DEP’s Division of Water and Waste Management has proposed changes to the way West Virginia calculates its standards for aluminum and selenium.  The proposed new rule would effectively bring the state’s standards into compliance with the rest of the nation.  

 

“This is important because it helps bring West Virginia back to a playing field that is level with other states, so our coal miners have the same rules as everyone else,” said Jason Bostic, vice president of the West Virginia Coal Association. “It actually increases protections for water, and it helps make West Virginia’s coal industry more competitive. 

“Right now, there are some 8,000 coal miners in West Virginia who are laid off, along with tens of thousands of people who held jobs that depended on coal. We have cities and entire counties that are facing deep cuts in services.  We applaud this as another step that has been taken by our state’s leadership at the Legislature to begin the process of stabilizing the state’s coal industry.

We would like to thank all the coal miners and their families and friends who came out Tuesday night to show their support.

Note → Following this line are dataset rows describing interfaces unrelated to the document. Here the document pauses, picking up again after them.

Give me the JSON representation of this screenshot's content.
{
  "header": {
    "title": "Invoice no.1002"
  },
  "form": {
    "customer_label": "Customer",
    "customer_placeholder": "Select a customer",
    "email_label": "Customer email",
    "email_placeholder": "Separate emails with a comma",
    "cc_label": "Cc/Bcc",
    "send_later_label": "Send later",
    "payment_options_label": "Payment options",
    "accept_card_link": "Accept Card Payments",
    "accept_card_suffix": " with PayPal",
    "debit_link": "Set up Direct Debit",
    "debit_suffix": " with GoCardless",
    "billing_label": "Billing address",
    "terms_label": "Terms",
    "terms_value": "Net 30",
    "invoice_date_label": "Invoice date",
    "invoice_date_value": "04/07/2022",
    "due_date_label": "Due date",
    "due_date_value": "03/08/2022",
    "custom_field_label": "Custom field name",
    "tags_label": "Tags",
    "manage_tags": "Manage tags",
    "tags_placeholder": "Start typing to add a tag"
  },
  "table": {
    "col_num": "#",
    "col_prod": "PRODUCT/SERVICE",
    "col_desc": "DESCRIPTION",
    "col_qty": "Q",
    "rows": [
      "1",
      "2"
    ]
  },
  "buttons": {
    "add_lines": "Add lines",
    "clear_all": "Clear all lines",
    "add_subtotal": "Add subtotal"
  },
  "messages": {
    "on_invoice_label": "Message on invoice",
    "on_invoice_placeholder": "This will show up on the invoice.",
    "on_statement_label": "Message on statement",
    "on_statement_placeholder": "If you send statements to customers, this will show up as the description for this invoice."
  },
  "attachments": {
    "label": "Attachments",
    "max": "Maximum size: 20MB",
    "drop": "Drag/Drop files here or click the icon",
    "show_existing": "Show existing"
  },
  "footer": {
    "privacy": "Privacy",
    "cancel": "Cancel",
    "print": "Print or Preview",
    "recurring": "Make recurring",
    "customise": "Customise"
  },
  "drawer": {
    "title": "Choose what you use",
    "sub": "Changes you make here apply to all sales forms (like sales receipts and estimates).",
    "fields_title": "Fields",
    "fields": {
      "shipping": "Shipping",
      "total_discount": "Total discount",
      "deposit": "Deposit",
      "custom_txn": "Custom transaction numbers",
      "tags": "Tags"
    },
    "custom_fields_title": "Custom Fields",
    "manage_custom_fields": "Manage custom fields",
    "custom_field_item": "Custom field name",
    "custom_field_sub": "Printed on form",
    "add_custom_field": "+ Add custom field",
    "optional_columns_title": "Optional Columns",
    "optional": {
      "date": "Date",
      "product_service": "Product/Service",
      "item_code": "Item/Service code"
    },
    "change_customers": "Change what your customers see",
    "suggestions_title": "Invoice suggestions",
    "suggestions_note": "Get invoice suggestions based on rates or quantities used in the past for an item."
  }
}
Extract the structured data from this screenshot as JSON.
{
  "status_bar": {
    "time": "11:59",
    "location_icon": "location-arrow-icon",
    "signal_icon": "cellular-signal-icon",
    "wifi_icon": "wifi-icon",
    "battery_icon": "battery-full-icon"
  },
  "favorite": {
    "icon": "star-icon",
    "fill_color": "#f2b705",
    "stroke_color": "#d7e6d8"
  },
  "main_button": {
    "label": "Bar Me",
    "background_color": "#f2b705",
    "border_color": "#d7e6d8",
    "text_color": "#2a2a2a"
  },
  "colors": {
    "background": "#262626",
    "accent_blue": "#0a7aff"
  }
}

West Virginia Coal Association - PO Box 3923 - Charleston, WV 25339 | 304-342-4153 | website developed by brickswithoutstraw